→ **RECORDS SUPPLIED**:
************
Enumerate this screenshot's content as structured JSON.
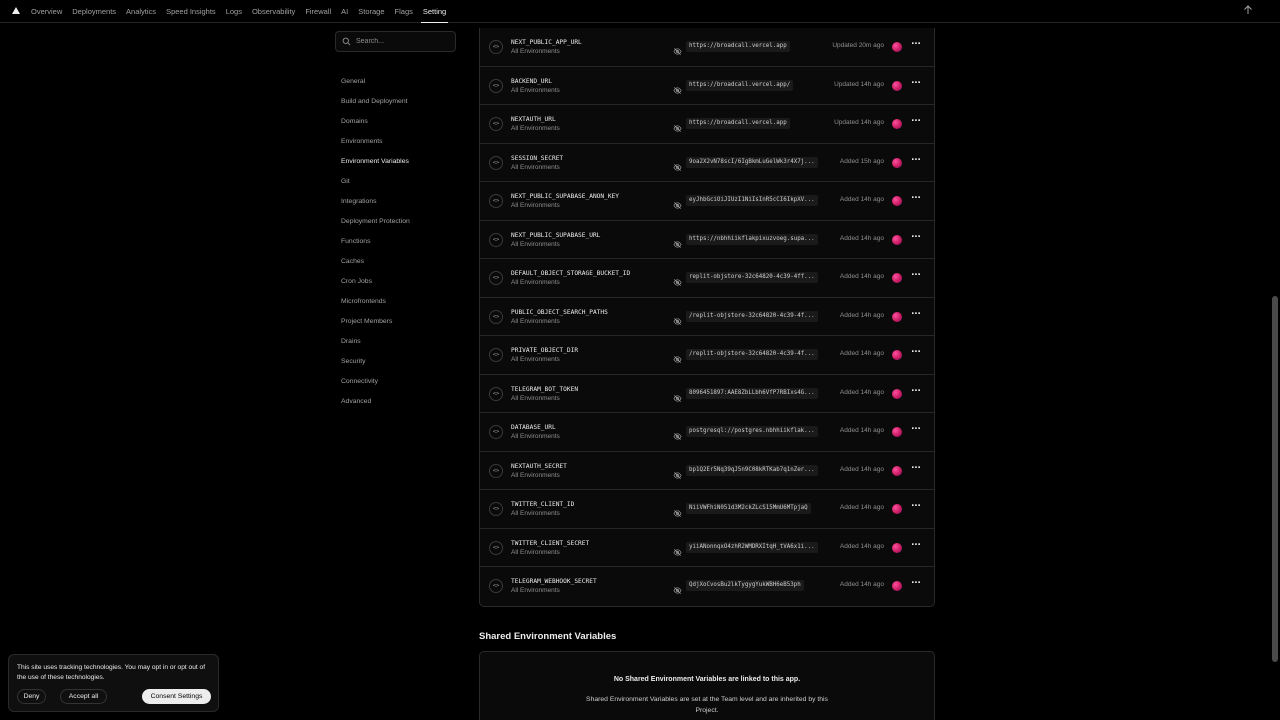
{
  "nav": {
    "tabs": [
      {
        "label": "Overview"
      },
      {
        "label": "Deployments"
      },
      {
        "label": "Analytics"
      },
      {
        "label": "Speed Insights"
      },
      {
        "label": "Logs"
      },
      {
        "label": "Observability"
      },
      {
        "label": "Firewall"
      },
      {
        "label": "AI"
      },
      {
        "label": "Storage"
      },
      {
        "label": "Flags"
      },
      {
        "label": "Setting"
      }
    ],
    "active_tab": "Setting"
  },
  "sidebar": {
    "search_placeholder": "Search...",
    "items": [
      {
        "label": "General"
      },
      {
        "label": "Build and Deployment"
      },
      {
        "label": "Domains"
      },
      {
        "label": "Environments"
      },
      {
        "label": "Environment Variables"
      },
      {
        "label": "Git"
      },
      {
        "label": "Integrations"
      },
      {
        "label": "Deployment Protection"
      },
      {
        "label": "Functions"
      },
      {
        "label": "Caches"
      },
      {
        "label": "Cron Jobs"
      },
      {
        "label": "Microfrontends"
      },
      {
        "label": "Project Members"
      },
      {
        "label": "Drains"
      },
      {
        "label": "Security"
      },
      {
        "label": "Connectivity"
      },
      {
        "label": "Advanced"
      }
    ],
    "active_item": "Environment Variables"
  },
  "env_vars": [
    {
      "name": "NEXT_PUBLIC_APP_URL",
      "env": "All Environments",
      "value": "https://broadcall.vercel.app",
      "time": "Updated 20m ago"
    },
    {
      "name": "BACKEND_URL",
      "env": "All Environments",
      "value": "https://broadcall.vercel.app/",
      "time": "Updated 14h ago"
    },
    {
      "name": "NEXTAUTH_URL",
      "env": "All Environments",
      "value": "https://broadcall.vercel.app",
      "time": "Updated 14h ago"
    },
    {
      "name": "SESSION_SECRET",
      "env": "All Environments",
      "value": "9oa2X2vN78scI/6IgBkmLuGelWk3r4X7j...",
      "time": "Added 15h ago"
    },
    {
      "name": "NEXT_PUBLIC_SUPABASE_ANON_KEY",
      "env": "All Environments",
      "value": "eyJhbGciOiJIUzI1NiIsInR5cCI6IkpXV...",
      "time": "Added 14h ago"
    },
    {
      "name": "NEXT_PUBLIC_SUPABASE_URL",
      "env": "All Environments",
      "value": "https://nbhhiikflakpixuzvoeg.supa...",
      "time": "Added 14h ago"
    },
    {
      "name": "DEFAULT_OBJECT_STORAGE_BUCKET_ID",
      "env": "All Environments",
      "value": "replit-objstore-32c64820-4c39-4ff...",
      "time": "Added 14h ago"
    },
    {
      "name": "PUBLIC_OBJECT_SEARCH_PATHS",
      "env": "All Environments",
      "value": "/replit-objstore-32c64820-4c39-4f...",
      "time": "Added 14h ago"
    },
    {
      "name": "PRIVATE_OBJECT_DIR",
      "env": "All Environments",
      "value": "/replit-objstore-32c64820-4c39-4f...",
      "time": "Added 14h ago"
    },
    {
      "name": "TELEGRAM_BOT_TOKEN",
      "env": "All Environments",
      "value": "8096451897:AAE8ZbLLbh6VfP7RBIxs4G...",
      "time": "Added 14h ago"
    },
    {
      "name": "DATABASE_URL",
      "env": "All Environments",
      "value": "postgresql://postgres.nbhhiikflak...",
      "time": "Added 14h ago"
    },
    {
      "name": "NEXTAUTH_SECRET",
      "env": "All Environments",
      "value": "bp1Q2Er5Nq39qJ5n9C08kRTKab7q1nZer...",
      "time": "Added 14h ago"
    },
    {
      "name": "TWITTER_CLIENT_ID",
      "env": "All Environments",
      "value": "NiiVWFhiN051d3M2ckZLcS15MmU6MTpjaQ",
      "time": "Added 14h ago"
    },
    {
      "name": "TWITTER_CLIENT_SECRET",
      "env": "All Environments",
      "value": "yiiANonnqxO4zhR2WMDRXItqH_tVA6x1i...",
      "time": "Added 14h ago"
    },
    {
      "name": "TELEGRAM_WEBHOOK_SECRET",
      "env": "All Environments",
      "value": "QdjXoCvosBu2lkTygygYukWBH6eB53ph",
      "time": "Added 14h ago"
    }
  ],
  "shared": {
    "title": "Shared Environment Variables",
    "empty_text": "No Shared Environment Variables are linked to this app.",
    "description": "Shared Environment Variables are set at the Team level and are inherited by this Project."
  },
  "cookie": {
    "text": "This site uses tracking technologies. You may opt in or opt out of the use of these technologies.",
    "deny_label": "Deny",
    "accept_label": "Accept all",
    "settings_label": "Consent Settings"
  },
  "colors": {
    "background": "#000000",
    "text": "#ededed",
    "muted": "#a1a1a1",
    "border": "#2a2a2a"
  }
}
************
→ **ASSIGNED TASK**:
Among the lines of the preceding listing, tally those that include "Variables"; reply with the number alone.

→ **WRITTEN SOLUTION**:
5